This Society is focused on fostering, reinforcing and promoting traditional Catholic principles in society. Each day on this page, you’ll find the Saints of the Day as reflected in the traditional calendar of the Roman Catholic Church. Read more about our mission and beliefs here.
On May 30, 1862, Don Bosco narrated the following dream. It concerns the battles of the Church against many adversaries, the sufferings of the Pope and the final triumph through devotion to the Holy Eucharist and to Mary, Help of Christians.
The painting below, created by Matthew Brooks, is used with permission. It depicts one of the forty dreams of St. John Bosco. In it, two ships battled in a violent sea. Within this depiction is a stunning amount of symbolism.
Below are the Saints of the Day as reflected in the traditional calendar of the Roman Catholic Church.
ST. SOTER was raised to the papacy upon the death of St. Anicetus, in 173. By the sweetness of his discourses he comforted all persons with the tenderness of a father, and assisted the indigent with liberal alms, especially those who suffered for the faith. He liberally extended his charities, according to the custom of his predecessors, to remote churches, particularly to that of Corinth, to which he addressed an excellent letter, as St. Dionysius of Corinth testifies in his letter of thanks, who adds that his letter was found worthy to be read for their edification on Sundays at their assemblies to celebrate the divine mysteries, together with the letter of St. Clement, pope. St. Soter vigorously opposed the heresy of Montanus, and governed the Church to the year 177.
(Source: Butler’s Lives of the Saints)
ANSELM was a native of Piedmont. When a boy of fifteen, being forbidden to enter religion, he for a while lost his fervor, left his home, and went to various schools in France. At length his vocation revived, and he became a monk at Bec in Normandy. The fame of his sanctity in this cloister led William Rufus, when dangerously ill, to take him for his confessor, and to name him to the vacant see of Canterbury. Now began the strife of Anselm’s life. With new health the king relapsed into his former sins, plundered the Church lands, scorned the archbishop’s rebukes, and forbade him to go to Rome for the pallium. Anselm went, and returned only to enter into a more bitter strife with William’s successor, Henry I. Continue reading

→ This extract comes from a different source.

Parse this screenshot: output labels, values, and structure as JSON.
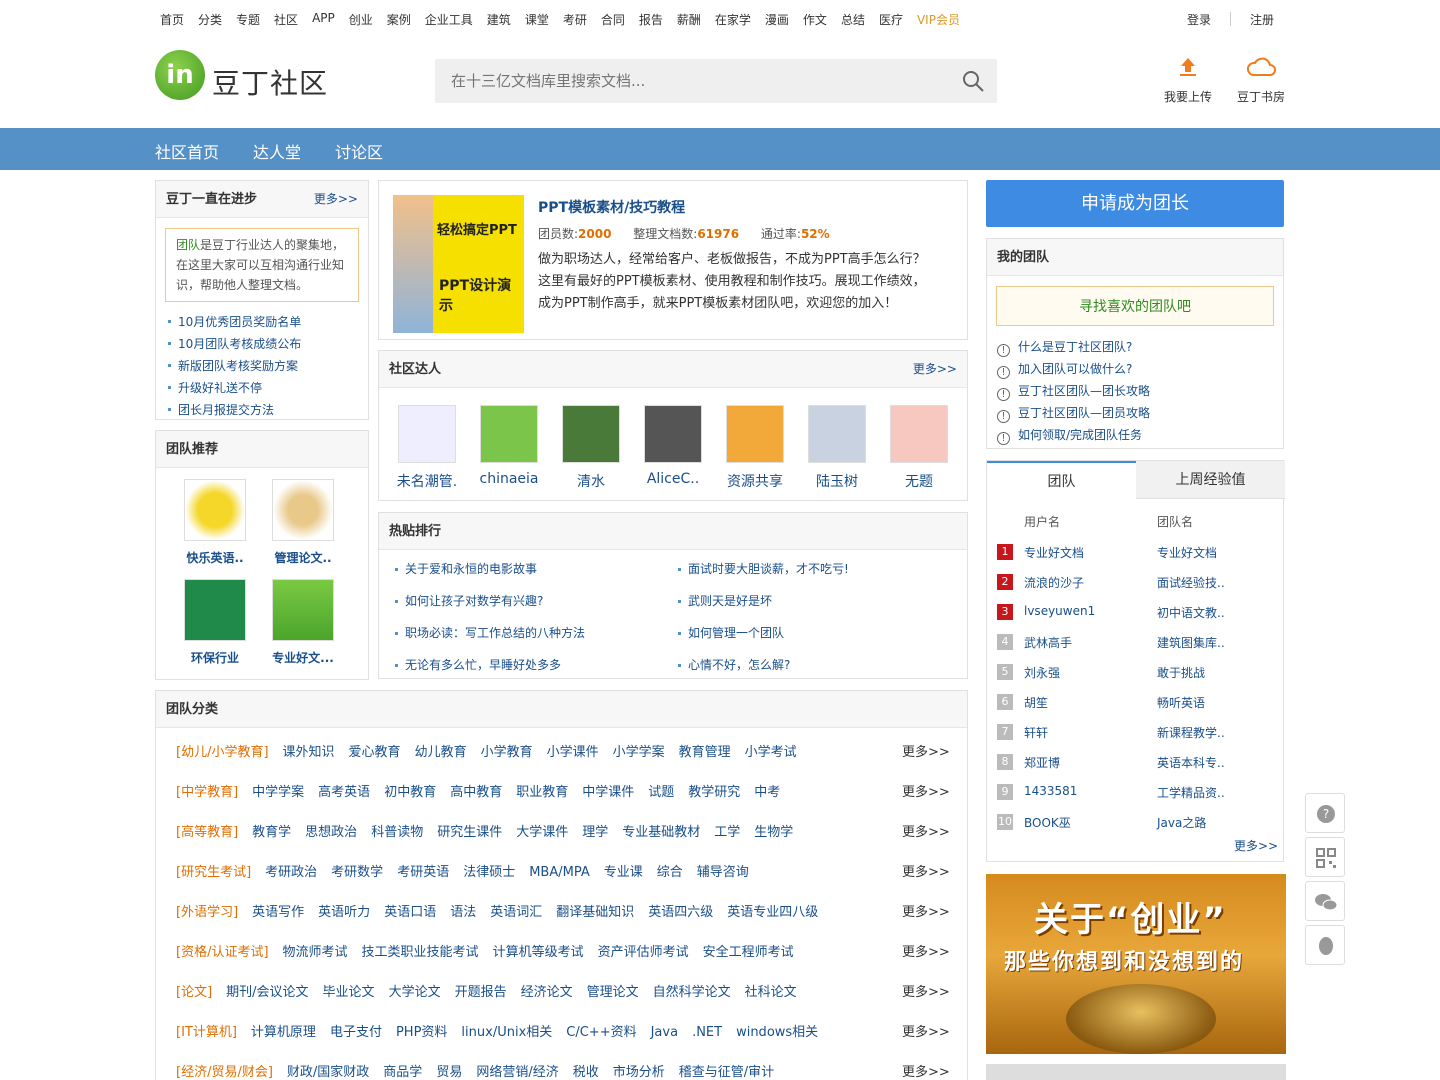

This holy virgin was a native of Monte Pulciano, in Tuscany. She had scarce attained to the use of reason, when she conceived an extraordinary relish and ardor for prayer, and in her infancy often spent whole hours in reciting the Our Father and Hail Mary, on her knees, in some private corner of a chamber.
At nine years of age she was placed by her parents in a convent of Sackins, of the order of St. Francis, so called from their habit, or at least their scapular, being made of sackcloth. Agnes, in so tender an age, was a model of all virtues to this austere community: and she renounced the world, though of a plentiful fortune, being sensible of its dangers before she knew what it was to enjoy it. Continue reading